His inspiration? He credits his meeting with Gadgil for motivating him to help those who live in poverty. “I’ve had that [autographed] paper in my room since then,” he says. “It’s inspired me to do good for the 90 percent of the world that lives on $1 a day.”
On Monday, Javier and his family visited Gadgil at his office to thank him and take him out to lunch. “This is extraordinary, a truly amazing story,” said Gadgil, who also serves as EETD Deputy Director. “He’s a very thoughtful guy, very creative inventor, a systems thinker.”
Javier calls his invention VERSATILE, the Village Energy Reactor Solar Algae Technology Integrated Life Enhancement system. It combines various existing technologies in a closed system to treat waste, produce methane and bio-oil as fuel, produce food for humans and livestock, sequester greenhouse gases and produce oxygen. Driving the whole system is algae, which Javier learned about when researching a biology project.
“When I was researching biofuels, I found out about algae, which can do so many things,” he said. “I thought, wouldn’t it be great to attach different things. So I kept adding different things.”
Indeed, Javier’s invention has several components. The system starts with organic waste from a latrine or from animals, which then goes into an anaerobic digester to break the material down. The wastewater goes to an algae trough while the gas produced from the digester is separated into three main components: hydrogen sulfide (which is neutralized), carbon dioxide (dissolved in water and fed to the algae bioreactors) and methane (collected). The methane is stored for fuel.

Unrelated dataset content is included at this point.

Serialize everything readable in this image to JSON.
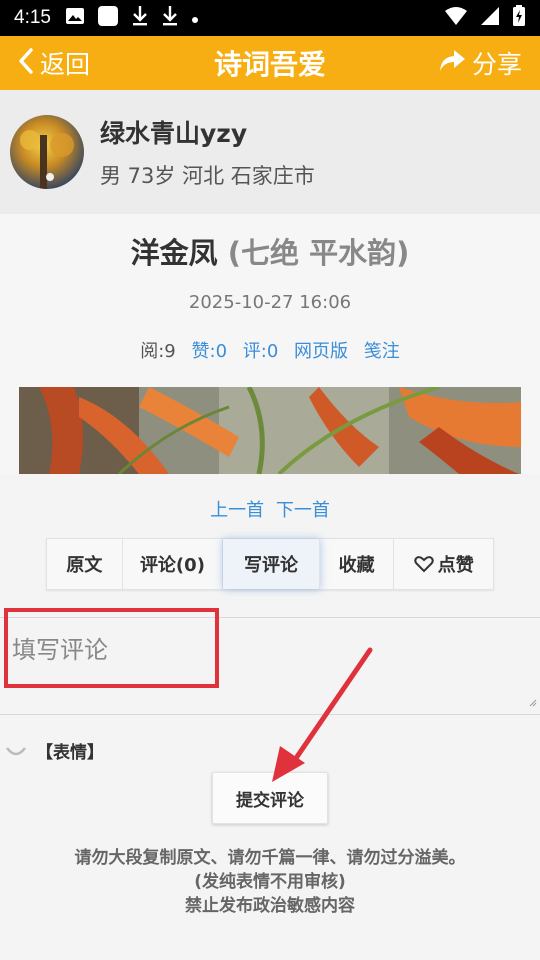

The algae bioreactors produce oxygen and algae biomass, which can be used as food for livestock and people. A Play Pump (powered by children playing) produces electricity to power the biogas upgrader.
What Javier still remembers from his 2003 meeting with Gadgil was a story of Gadgil’s youth in India. As Gadgil put it: “My dad and mom had a way to always bear in mind people who happen to be victim of circumstances. They had a little earthen pot. Every day, the tradition was, I would have to put a fistful of rice in the pot.”
Gadgil still chuckles at the thought of signing an autograph for the young Javier. “Scientists in this country never ever get asked for autographs,” he said. “In other countries they do. They do in India, and I’m sure it’s like that in many countries where pursuit of knowledge is an extremely highly respected goal.”
But he believes it’s important for youth with an interest in science to start early. “The most important thing you can do as a young person is to devote your interest, creativity, ideas to think about these problems,” he said.
Javier’s parents are not scientists, but they heartily support his endeavors. It was his father, Peter Han, who arranged the meeting in 2003 after seeing Gadgil featured at the Museum of Science in Boston in an exhibit profiling five inventors who had done something useful for the world. As they stepped off the elevator for their meeting with Gadgil Monday, Han was filming every moment.
Javier himself is already thinking about the future. In an interview with an AshokaTech blogger, Javier said, “I envision my grandchildren asking me in amazement one day as we tour the Boston Museum of Science, ‘Granddad, was there really a time when the versatility of algae was not harnessed but rather algae was treated as pond-scum… a nuisance?’”
Source: Lawrence Berkeley National Laboratory